** What you are asked to do **
From first line to last, write out the data precisely as shown.

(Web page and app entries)
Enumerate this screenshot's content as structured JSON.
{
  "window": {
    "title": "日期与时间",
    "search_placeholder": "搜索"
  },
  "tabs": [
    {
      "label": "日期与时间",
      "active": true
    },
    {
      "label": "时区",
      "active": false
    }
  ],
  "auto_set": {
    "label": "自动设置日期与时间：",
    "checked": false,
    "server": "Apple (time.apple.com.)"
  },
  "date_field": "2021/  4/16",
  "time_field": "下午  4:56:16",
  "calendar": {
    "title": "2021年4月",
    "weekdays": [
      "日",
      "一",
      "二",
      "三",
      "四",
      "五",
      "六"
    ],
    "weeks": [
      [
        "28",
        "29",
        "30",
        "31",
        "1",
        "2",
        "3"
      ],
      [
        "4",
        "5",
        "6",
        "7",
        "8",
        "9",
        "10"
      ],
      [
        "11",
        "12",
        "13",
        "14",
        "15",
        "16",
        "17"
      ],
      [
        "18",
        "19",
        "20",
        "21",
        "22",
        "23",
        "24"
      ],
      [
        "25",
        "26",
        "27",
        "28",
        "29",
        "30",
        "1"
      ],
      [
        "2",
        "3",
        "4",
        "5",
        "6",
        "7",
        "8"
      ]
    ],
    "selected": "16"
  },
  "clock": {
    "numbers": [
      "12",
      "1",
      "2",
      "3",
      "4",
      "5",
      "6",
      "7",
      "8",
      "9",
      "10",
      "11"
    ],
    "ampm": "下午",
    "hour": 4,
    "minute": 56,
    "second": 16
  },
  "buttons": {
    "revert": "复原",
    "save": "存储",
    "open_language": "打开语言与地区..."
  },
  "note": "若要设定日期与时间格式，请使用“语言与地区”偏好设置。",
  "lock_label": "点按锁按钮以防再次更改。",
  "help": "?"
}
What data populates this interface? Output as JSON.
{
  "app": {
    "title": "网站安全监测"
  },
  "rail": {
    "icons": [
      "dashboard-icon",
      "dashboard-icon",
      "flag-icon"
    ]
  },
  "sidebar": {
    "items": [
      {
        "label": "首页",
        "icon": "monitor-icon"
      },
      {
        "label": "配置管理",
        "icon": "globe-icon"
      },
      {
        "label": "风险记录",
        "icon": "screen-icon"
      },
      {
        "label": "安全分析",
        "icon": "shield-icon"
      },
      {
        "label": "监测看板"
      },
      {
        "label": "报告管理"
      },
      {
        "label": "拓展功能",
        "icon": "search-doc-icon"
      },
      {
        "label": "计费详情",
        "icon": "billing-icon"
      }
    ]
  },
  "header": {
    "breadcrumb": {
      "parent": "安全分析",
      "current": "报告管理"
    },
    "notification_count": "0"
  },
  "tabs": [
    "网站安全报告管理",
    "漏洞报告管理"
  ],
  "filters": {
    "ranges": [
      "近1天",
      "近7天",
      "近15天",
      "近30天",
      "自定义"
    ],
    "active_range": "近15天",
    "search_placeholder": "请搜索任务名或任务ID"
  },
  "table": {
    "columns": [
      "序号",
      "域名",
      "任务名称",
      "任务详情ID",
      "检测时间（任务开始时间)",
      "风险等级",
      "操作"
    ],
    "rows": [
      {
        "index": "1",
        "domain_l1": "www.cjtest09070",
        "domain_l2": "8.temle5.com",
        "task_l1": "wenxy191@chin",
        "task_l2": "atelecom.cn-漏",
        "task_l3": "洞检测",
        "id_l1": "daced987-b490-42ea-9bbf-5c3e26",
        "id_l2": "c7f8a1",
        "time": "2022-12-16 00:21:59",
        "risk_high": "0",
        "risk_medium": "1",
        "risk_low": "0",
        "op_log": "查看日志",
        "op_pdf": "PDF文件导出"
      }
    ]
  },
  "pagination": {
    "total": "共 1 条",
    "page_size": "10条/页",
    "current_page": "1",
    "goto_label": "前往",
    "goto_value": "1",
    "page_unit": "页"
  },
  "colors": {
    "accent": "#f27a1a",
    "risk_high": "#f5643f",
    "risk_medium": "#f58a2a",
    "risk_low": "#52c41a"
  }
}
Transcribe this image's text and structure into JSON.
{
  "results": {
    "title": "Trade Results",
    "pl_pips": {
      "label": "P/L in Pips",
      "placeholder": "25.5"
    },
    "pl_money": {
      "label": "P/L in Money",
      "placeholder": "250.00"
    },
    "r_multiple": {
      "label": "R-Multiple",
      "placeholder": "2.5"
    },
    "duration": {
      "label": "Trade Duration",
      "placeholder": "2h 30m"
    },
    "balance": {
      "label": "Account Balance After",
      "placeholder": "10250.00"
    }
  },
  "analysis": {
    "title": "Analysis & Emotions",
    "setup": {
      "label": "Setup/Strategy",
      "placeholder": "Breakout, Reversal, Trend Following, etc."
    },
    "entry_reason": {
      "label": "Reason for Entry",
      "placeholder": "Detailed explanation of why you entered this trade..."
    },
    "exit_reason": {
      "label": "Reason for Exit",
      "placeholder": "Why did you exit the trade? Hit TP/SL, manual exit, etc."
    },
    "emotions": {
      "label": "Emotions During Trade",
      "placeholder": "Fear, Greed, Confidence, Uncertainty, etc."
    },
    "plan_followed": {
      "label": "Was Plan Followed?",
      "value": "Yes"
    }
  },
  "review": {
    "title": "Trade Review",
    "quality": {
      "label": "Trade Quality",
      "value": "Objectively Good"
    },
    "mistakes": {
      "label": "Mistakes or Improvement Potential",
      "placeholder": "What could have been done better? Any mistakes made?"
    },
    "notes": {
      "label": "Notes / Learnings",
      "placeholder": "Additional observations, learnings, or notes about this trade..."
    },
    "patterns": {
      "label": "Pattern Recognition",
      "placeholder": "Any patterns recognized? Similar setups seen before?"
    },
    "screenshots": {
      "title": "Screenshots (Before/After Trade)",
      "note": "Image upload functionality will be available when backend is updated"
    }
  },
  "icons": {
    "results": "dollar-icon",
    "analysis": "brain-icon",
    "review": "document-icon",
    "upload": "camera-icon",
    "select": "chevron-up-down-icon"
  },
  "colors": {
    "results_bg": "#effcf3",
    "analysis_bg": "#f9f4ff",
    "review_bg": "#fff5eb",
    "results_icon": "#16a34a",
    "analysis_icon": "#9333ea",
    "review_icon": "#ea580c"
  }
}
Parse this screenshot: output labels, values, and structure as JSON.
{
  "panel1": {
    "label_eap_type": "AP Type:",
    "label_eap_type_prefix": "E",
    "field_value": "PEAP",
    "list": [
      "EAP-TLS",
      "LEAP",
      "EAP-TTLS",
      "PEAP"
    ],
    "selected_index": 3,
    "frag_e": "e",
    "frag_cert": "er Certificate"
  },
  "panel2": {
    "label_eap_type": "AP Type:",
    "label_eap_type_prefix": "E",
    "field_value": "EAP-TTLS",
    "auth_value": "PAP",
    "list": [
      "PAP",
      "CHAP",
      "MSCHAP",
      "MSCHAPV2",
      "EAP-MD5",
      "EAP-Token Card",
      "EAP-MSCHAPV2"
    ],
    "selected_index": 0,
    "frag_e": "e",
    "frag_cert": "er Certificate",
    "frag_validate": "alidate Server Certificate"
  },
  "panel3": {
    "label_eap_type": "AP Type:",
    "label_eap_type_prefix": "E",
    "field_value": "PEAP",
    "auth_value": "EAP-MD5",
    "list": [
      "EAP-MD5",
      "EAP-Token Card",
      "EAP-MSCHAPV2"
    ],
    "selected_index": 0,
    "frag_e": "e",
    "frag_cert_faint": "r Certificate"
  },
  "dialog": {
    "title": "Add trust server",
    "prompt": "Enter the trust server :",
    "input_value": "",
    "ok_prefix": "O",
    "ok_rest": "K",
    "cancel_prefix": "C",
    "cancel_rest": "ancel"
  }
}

** Solved problem **
Enumerate this screenshot's content as structured JSON.
{
  "window": {
    "title": "日期与时间",
    "search_placeholder": "搜索"
  },
  "tabs": [
    {
      "label": "日期与时间",
      "active": true
    },
    {
      "label": "时区",
      "active": false
    }
  ],
  "auto_set": {
    "label": "自动设置日期与时间：",
    "checked": false,
    "server": "Apple (time.apple.com.)"
  },
  "date_field": "2021/  4/16",
  "time_field": "下午  4:56:16",
  "calendar": {
    "title": "2021年4月",
    "weekdays": [
      "日",
      "一",
      "二",
      "三",
      "四",
      "五",
      "六"
    ],
    "weeks": [
      [
        "28",
        "29",
        "30",
        "31",
        "1",
        "2",
        "3"
      ],
      [
        "4",
        "5",
        "6",
        "7",
        "8",
        "9",
        "10"
      ],
      [
        "11",
        "12",
        "13",
        "14",
        "15",
        "16",
        "17"
      ],
      [
        "18",
        "19",
        "20",
        "21",
        "22",
        "23",
        "24"
      ],
      [
        "25",
        "26",
        "27",
        "28",
        "29",
        "30",
        "1"
      ],
      [
        "2",
        "3",
        "4",
        "5",
        "6",
        "7",
        "8"
      ]
    ],
    "selected": "16"
  },
  "clock": {
    "numbers": [
      "12",
      "1",
      "2",
      "3",
      "4",
      "5",
      "6",
      "7",
      "8",
      "9",
      "10",
      "11"
    ],
    "ampm": "下午",
    "hour": 4,
    "minute": 56,
    "second": 16
  },
  "buttons": {
    "revert": "复原",
    "save": "存储",
    "open_language": "打开语言与地区..."
  },
  "note": "若要设定日期与时间格式，请使用“语言与地区”偏好设置。",
  "lock_label": "点按锁按钮以防再次更改。",
  "help": "?"
}
What data populates this interface? Output as JSON.
{
  "app": {
    "title": "网站安全监测"
  },
  "rail": {
    "icons": [
      "dashboard-icon",
      "dashboard-icon",
      "flag-icon"
    ]
  },
  "sidebar": {
    "items": [
      {
        "label": "首页",
        "icon": "monitor-icon"
      },
      {
        "label": "配置管理",
        "icon": "globe-icon"
      },
      {
        "label": "风险记录",
        "icon": "screen-icon"
      },
      {
        "label": "安全分析",
        "icon": "shield-icon"
      },
      {
        "label": "监测看板"
      },
      {
        "label": "报告管理"
      },
      {
        "label": "拓展功能",
        "icon": "search-doc-icon"
      },
      {
        "label": "计费详情",
        "icon": "billing-icon"
      }
    ]
  },
  "header": {
    "breadcrumb": {
      "parent": "安全分析",
      "current": "报告管理"
    },
    "notification_count": "0"
  },
  "tabs": [
    "网站安全报告管理",
    "漏洞报告管理"
  ],
  "filters": {
    "ranges": [
      "近1天",
      "近7天",
      "近15天",
      "近30天",
      "自定义"
    ],
    "active_range": "近15天",
    "search_placeholder": "请搜索任务名或任务ID"
  },
  "table": {
    "columns": [
      "序号",
      "域名",
      "任务名称",
      "任务详情ID",
      "检测时间（任务开始时间)",
      "风险等级",
      "操作"
    ],
    "rows": [
      {
        "index": "1",
        "domain_l1": "www.cjtest09070",
        "domain_l2": "8.temle5.com",
        "task_l1": "wenxy191@chin",
        "task_l2": "atelecom.cn-漏",
        "task_l3": "洞检测",
        "id_l1": "daced987-b490-42ea-9bbf-5c3e26",
        "id_l2": "c7f8a1",
        "time": "2022-12-16 00:21:59",
        "risk_high": "0",
        "risk_medium": "1",
        "risk_low": "0",
        "op_log": "查看日志",
        "op_pdf": "PDF文件导出"
      }
    ]
  },
  "pagination": {
    "total": "共 1 条",
    "page_size": "10条/页",
    "current_page": "1",
    "goto_label": "前往",
    "goto_value": "1",
    "page_unit": "页"
  },
  "colors": {
    "accent": "#f27a1a",
    "risk_high": "#f5643f",
    "risk_medium": "#f58a2a",
    "risk_low": "#52c41a"
  }
}
Transcribe this image's text and structure into JSON.
{
  "results": {
    "title": "Trade Results",
    "pl_pips": {
      "label": "P/L in Pips",
      "placeholder": "25.5"
    },
    "pl_money": {
      "label": "P/L in Money",
      "placeholder": "250.00"
    },
    "r_multiple": {
      "label": "R-Multiple",
      "placeholder": "2.5"
    },
    "duration": {
      "label": "Trade Duration",
      "placeholder": "2h 30m"
    },
    "balance": {
      "label": "Account Balance After",
      "placeholder": "10250.00"
    }
  },
  "analysis": {
    "title": "Analysis & Emotions",
    "setup": {
      "label": "Setup/Strategy",
      "placeholder": "Breakout, Reversal, Trend Following, etc."
    },
    "entry_reason": {
      "label": "Reason for Entry",
      "placeholder": "Detailed explanation of why you entered this trade..."
    },
    "exit_reason": {
      "label": "Reason for Exit",
      "placeholder": "Why did you exit the trade? Hit TP/SL, manual exit, etc."
    },
    "emotions": {
      "label": "Emotions During Trade",
      "placeholder": "Fear, Greed, Confidence, Uncertainty, etc."
    },
    "plan_followed": {
      "label": "Was Plan Followed?",
      "value": "Yes"
    }
  },
  "review": {
    "title": "Trade Review",
    "quality": {
      "label": "Trade Quality",
      "value": "Objectively Good"
    },
    "mistakes": {
      "label": "Mistakes or Improvement Potential",
      "placeholder": "What could have been done better? Any mistakes made?"
    },
    "notes": {
      "label": "Notes / Learnings",
      "placeholder": "Additional observations, learnings, or notes about this trade..."
    },
    "patterns": {
      "label": "Pattern Recognition",
      "placeholder": "Any patterns recognized? Similar setups seen before?"
    },
    "screenshots": {
      "title": "Screenshots (Before/After Trade)",
      "note": "Image upload functionality will be available when backend is updated"
    }
  },
  "icons": {
    "results": "dollar-icon",
    "analysis": "brain-icon",
    "review": "document-icon",
    "upload": "camera-icon",
    "select": "chevron-up-down-icon"
  },
  "colors": {
    "results_bg": "#effcf3",
    "analysis_bg": "#f9f4ff",
    "review_bg": "#fff5eb",
    "results_icon": "#16a34a",
    "analysis_icon": "#9333ea",
    "review_icon": "#ea580c"
  }
}
Parse this screenshot: output labels, values, and structure as JSON.
{
  "panel1": {
    "label_eap_type": "AP Type:",
    "label_eap_type_prefix": "E",
    "field_value": "PEAP",
    "list": [
      "EAP-TLS",
      "LEAP",
      "EAP-TTLS",
      "PEAP"
    ],
    "selected_index": 3,
    "frag_e": "e",
    "frag_cert": "er Certificate"
  },
  "panel2": {
    "label_eap_type": "AP Type:",
    "label_eap_type_prefix": "E",
    "field_value": "EAP-TTLS",
    "auth_value": "PAP",
    "list": [
      "PAP",
      "CHAP",
      "MSCHAP",
      "MSCHAPV2",
      "EAP-MD5",
      "EAP-Token Card",
      "EAP-MSCHAPV2"
    ],
    "selected_index": 0,
    "frag_e": "e",
    "frag_cert": "er Certificate",
    "frag_validate": "alidate Server Certificate"
  },
  "panel3": {
    "label_eap_type": "AP Type:",
    "label_eap_type_prefix": "E",
    "field_value": "PEAP",
    "auth_value": "EAP-MD5",
    "list": [
      "EAP-MD5",
      "EAP-Token Card",
      "EAP-MSCHAPV2"
    ],
    "selected_index": 0,
    "frag_e": "e",
    "frag_cert_faint": "r Certificate"
  },
  "dialog": {
    "title": "Add trust server",
    "prompt": "Enter the trust server :",
    "input_value": "",
    "ok_prefix": "O",
    "ok_rest": "K",
    "cancel_prefix": "C",
    "cancel_rest": "ancel"
  }
}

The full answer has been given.